Problem description
All of the data below is to be repeated exactly, except for the pictures.

════════

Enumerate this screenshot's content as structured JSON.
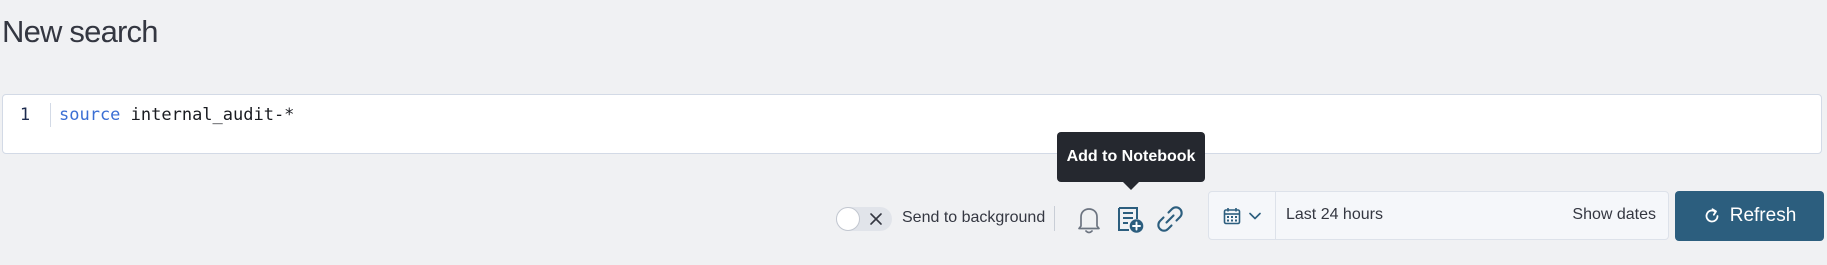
{
  "page": {
    "title": "New search"
  },
  "editor": {
    "line_number": "1",
    "keyword": "source",
    "query_rest": " internal_audit-*"
  },
  "tooltip": {
    "text": "Add to Notebook"
  },
  "background_toggle": {
    "label": "Send to background",
    "state": "off"
  },
  "icons": {
    "toggle": "close-icon",
    "alert": "bell-icon",
    "notebook": "notebook-add-icon",
    "share": "link-icon",
    "calendar": "calendar-icon",
    "quick_menu_caret": "chevron-down-icon",
    "refresh": "refresh-icon"
  },
  "date_picker": {
    "range": "Last 24 hours",
    "show_dates": "Show dates"
  },
  "refresh_button": {
    "label": "Refresh"
  },
  "colors": {
    "keyword": "#3b6fd4",
    "primary_button": "#2c5e7e",
    "tooltip_background": "#25282f",
    "page_background": "#f0f1f3"
  }
}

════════

Written reply
Enumerate this screenshot's content as structured JSON.
{
  "page": {
    "title": "New search"
  },
  "editor": {
    "line_number": "1",
    "keyword": "source",
    "query_rest": " internal_audit-*"
  },
  "tooltip": {
    "text": "Add to Notebook"
  },
  "background_toggle": {
    "label": "Send to background",
    "state": "off"
  },
  "icons": {
    "toggle": "close-icon",
    "alert": "bell-icon",
    "notebook": "notebook-add-icon",
    "share": "link-icon",
    "calendar": "calendar-icon",
    "quick_menu_caret": "chevron-down-icon",
    "refresh": "refresh-icon"
  },
  "date_picker": {
    "range": "Last 24 hours",
    "show_dates": "Show dates"
  },
  "refresh_button": {
    "label": "Refresh"
  },
  "colors": {
    "keyword": "#3b6fd4",
    "primary_button": "#2c5e7e",
    "tooltip_background": "#25282f",
    "page_background": "#f0f1f3"
  }
}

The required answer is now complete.